Duluth’s Jang Su Jang offers a variation — prepared in the kitchen rather than tableside — called bossam (small $13.99, large $24.99), which is made with boiled pork belly and served with a colorful array of radish kimchee fused with chopped raw oyster, vegetable wraps and sauces used for dabbing. To Western palates, bossam’s mixture of pork and seafood flavors can be a funkier taste experience than fatty marinated galbi (marinated beef) grilled to caramelization. But let the funk in: Jang Su Jang’s bossam reveals the familiar flavors Korean cuisine is known for.

Bossam, typically served as an appetizer, can be considered a type of “anju,” or dish consumed while drinking. Koreans generally snack while drinking alcohol, and bossam’s salty profile complements a round or two of libations. Jang Su Jang’s owner Shelly Lee tells me the kitchen prepares its bossam by “boiling a slab of pork belly in a mixture of water, soy sauce, ginger, garlic and sugar for 100 minutes.” (It also can be prepared by steaming the pork belly instead of boiling it.)


“We keep the pork belly warm and moist in a steamer before serving it,” Lee continues. Then to serve it, the kitchen slices the pork into bite-size cuts and offers it with strips of the radish oyster kimchee, thin circular sheets of pickled radish and Napa cabbage for wrapping, and small side dishes of ssamjang and saujeot (briny fermented shrimp sauce with strong seafood taste) on the side.

The radish wraps will instantly grab your attention. One is stained hot pink from soaking in beet juice, and the other is faint green and slightly sharp in flavor from a wasabi preparation. The Napa cabbage wraps, typically used for Korean cabbage kimchee, have been relaxed with salt to make wrapping and eating it easier. For heat, a crunchy serving of radish kimchee heavily seasoned with red pepper and pickled slices of jalapeno peppers also can be thrown into your wrap.

The best way to eat Jang Su Jang’s bossam is to just dive in. Try taking a single radish wrap or cabbage leaf, lay a piece of pork on it and top with kimchee and a slice of jalapeno. Grab the wrap with your chopsticks, or use your hands if you want, and eat.

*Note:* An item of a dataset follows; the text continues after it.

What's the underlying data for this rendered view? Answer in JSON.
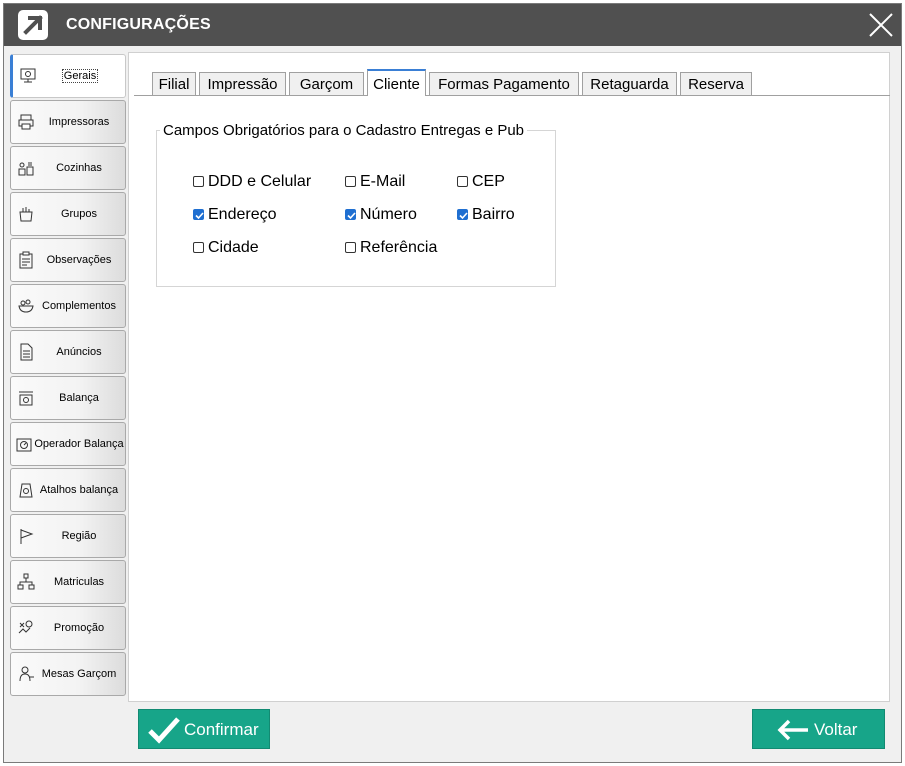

OK, now go all in and make a wrap with cabbage, both types of radish slices, a piece of pork (or two), kimchee, jalapeno and dabs of both ssamjang and saujeot.

One caveat: Watch out for the hard and chewy remnants of rib joint in the top corners of the pork. If you’re like me, you may relish them, but they’re not everyone’s cup of tea.